Page and application data records.
*** Block opens ***
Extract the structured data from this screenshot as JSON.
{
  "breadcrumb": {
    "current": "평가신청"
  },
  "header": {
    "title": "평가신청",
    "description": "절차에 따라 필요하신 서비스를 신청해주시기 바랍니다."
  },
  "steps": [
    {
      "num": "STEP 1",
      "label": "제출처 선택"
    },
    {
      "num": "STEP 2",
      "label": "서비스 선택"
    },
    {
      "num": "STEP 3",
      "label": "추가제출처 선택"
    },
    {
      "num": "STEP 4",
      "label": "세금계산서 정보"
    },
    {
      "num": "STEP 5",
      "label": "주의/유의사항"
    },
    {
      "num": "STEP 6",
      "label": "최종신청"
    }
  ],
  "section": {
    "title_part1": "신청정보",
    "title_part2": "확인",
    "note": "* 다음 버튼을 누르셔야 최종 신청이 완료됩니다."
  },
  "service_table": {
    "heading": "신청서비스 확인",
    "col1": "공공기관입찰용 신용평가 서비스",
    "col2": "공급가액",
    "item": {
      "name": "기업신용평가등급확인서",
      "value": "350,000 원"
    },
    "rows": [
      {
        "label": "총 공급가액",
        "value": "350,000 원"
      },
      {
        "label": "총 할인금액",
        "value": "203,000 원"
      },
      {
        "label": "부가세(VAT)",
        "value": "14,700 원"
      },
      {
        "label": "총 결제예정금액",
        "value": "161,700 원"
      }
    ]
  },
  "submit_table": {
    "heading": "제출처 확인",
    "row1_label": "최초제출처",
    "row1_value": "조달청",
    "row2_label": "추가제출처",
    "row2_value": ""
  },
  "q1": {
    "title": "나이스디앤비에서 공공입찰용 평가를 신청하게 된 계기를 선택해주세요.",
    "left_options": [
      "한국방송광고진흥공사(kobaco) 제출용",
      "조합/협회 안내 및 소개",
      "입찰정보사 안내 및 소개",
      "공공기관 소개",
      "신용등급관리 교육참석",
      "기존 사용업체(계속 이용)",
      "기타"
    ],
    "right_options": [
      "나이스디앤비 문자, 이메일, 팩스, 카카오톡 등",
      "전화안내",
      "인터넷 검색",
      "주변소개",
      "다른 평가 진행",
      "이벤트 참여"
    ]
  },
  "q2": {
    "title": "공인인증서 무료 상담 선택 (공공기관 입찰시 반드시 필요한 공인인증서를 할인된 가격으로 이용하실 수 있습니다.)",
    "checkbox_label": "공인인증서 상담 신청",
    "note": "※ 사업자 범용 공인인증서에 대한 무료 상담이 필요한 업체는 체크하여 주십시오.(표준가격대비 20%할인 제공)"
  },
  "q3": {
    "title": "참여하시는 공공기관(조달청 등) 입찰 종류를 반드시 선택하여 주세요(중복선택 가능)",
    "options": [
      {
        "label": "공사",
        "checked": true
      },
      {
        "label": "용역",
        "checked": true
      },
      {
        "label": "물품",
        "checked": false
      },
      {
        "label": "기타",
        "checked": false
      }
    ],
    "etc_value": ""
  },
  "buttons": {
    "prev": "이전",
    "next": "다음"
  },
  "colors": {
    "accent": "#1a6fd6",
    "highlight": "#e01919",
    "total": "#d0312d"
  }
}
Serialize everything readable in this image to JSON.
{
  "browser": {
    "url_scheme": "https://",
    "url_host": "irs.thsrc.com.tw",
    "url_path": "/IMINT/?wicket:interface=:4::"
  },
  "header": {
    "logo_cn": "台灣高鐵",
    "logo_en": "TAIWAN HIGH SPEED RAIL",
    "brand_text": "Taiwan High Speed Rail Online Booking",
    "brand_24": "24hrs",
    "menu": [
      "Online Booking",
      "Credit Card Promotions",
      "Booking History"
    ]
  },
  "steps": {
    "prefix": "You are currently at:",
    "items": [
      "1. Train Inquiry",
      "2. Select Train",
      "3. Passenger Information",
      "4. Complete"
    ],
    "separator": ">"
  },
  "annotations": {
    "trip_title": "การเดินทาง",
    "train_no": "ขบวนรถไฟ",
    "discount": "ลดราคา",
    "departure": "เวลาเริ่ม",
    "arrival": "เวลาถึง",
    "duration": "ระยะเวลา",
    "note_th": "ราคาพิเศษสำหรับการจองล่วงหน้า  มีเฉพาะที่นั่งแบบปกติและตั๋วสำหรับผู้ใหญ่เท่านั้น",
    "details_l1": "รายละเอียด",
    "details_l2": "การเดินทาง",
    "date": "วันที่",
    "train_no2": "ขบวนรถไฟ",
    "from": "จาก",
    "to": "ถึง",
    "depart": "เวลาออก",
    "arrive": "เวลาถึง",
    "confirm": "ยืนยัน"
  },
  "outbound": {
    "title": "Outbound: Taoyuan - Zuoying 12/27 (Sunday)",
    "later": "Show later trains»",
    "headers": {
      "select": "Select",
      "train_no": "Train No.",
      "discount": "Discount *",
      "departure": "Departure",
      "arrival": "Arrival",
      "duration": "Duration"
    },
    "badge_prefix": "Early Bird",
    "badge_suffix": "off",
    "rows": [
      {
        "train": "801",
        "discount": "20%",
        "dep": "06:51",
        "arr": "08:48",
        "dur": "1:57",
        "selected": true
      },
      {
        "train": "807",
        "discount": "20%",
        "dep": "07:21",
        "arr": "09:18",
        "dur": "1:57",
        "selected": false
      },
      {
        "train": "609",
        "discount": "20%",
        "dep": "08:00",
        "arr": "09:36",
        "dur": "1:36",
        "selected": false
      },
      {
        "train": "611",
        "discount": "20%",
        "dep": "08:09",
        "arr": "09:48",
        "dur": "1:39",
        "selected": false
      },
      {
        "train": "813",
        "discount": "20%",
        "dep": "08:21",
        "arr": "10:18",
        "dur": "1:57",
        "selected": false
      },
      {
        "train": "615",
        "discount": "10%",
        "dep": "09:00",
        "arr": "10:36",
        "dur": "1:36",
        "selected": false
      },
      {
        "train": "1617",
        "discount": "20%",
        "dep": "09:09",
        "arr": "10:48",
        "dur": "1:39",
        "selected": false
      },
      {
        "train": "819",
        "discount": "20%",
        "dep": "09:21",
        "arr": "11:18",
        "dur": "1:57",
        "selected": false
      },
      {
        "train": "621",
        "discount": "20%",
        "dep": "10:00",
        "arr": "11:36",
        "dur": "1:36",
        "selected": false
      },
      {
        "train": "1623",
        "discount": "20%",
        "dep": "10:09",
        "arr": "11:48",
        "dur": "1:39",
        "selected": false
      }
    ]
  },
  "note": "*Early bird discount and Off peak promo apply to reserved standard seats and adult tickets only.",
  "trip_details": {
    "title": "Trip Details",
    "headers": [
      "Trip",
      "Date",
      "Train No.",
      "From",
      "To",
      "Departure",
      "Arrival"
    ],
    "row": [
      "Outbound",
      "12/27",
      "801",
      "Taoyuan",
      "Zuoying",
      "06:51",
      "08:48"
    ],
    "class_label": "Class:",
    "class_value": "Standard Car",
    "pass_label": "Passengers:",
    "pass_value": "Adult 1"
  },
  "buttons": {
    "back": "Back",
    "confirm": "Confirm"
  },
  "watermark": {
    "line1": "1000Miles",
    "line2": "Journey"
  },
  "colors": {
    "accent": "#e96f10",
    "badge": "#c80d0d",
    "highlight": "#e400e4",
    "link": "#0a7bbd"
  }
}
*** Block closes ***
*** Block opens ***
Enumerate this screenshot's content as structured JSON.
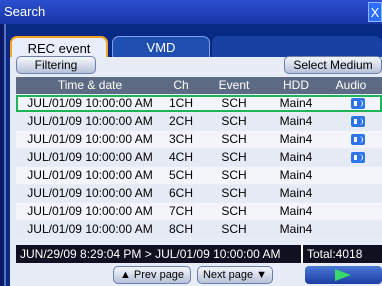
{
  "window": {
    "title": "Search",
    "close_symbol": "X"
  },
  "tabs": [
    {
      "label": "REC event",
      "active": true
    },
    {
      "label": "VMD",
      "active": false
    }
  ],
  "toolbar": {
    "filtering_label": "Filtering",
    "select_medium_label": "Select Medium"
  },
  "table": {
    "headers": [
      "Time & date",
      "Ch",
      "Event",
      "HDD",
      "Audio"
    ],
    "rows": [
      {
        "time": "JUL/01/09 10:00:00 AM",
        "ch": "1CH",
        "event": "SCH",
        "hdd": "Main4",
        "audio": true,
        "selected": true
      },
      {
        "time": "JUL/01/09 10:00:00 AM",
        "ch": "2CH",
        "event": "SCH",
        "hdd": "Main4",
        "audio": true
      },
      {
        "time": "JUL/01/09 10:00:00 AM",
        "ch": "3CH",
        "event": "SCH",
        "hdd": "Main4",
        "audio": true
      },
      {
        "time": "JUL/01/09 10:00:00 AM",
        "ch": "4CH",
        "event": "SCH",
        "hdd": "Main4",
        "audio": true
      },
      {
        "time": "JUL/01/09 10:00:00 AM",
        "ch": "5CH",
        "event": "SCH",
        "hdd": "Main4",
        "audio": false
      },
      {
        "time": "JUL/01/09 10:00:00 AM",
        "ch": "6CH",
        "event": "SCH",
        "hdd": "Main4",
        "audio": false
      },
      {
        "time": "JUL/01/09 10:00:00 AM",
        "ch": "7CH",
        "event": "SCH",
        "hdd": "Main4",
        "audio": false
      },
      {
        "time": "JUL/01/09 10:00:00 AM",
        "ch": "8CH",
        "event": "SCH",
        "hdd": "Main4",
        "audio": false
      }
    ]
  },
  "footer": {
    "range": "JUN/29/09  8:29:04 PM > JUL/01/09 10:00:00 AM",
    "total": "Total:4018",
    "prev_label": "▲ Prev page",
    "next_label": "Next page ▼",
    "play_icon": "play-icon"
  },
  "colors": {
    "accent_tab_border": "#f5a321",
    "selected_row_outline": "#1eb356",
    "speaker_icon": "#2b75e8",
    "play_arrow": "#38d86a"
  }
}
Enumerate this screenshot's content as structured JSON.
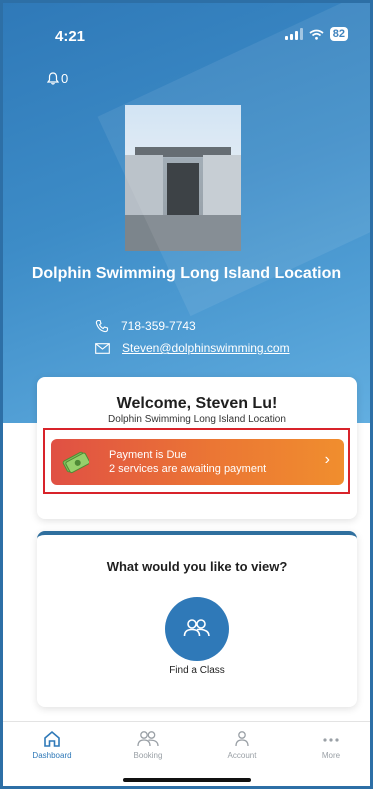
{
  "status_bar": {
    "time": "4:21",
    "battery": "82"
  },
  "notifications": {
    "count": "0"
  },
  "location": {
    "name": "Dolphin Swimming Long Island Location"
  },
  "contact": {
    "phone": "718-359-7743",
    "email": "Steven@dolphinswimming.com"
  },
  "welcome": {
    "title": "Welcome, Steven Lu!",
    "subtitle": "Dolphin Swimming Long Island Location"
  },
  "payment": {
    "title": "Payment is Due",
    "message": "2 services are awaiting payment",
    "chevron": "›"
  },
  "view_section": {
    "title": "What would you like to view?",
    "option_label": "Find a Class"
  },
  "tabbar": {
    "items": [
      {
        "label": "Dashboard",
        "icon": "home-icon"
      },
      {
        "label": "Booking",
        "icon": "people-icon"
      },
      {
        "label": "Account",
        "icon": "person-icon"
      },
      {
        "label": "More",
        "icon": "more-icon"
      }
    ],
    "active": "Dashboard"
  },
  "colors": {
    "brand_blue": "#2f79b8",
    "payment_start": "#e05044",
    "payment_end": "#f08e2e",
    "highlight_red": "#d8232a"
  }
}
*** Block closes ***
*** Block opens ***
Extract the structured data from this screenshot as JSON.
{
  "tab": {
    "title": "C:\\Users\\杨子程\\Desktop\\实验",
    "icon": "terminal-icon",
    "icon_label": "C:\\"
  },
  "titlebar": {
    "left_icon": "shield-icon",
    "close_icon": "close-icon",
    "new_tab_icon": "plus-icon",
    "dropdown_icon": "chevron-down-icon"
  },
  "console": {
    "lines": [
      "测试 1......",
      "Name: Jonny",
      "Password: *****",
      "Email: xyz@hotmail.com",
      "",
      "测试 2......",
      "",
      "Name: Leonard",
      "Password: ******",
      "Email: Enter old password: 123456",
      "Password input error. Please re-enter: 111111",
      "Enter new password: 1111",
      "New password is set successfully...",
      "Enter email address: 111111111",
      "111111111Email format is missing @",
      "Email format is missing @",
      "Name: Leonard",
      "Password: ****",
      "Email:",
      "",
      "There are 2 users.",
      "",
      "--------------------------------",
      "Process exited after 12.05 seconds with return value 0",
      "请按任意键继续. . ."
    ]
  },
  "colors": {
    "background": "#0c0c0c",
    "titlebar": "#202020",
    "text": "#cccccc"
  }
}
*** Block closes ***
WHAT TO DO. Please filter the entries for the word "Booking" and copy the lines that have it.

WRITTEN REPLY.
    "brand_text": "Taiwan High Speed Rail Online Booking",
      "Online Booking",
      "Booking History"
        "label": "Booking",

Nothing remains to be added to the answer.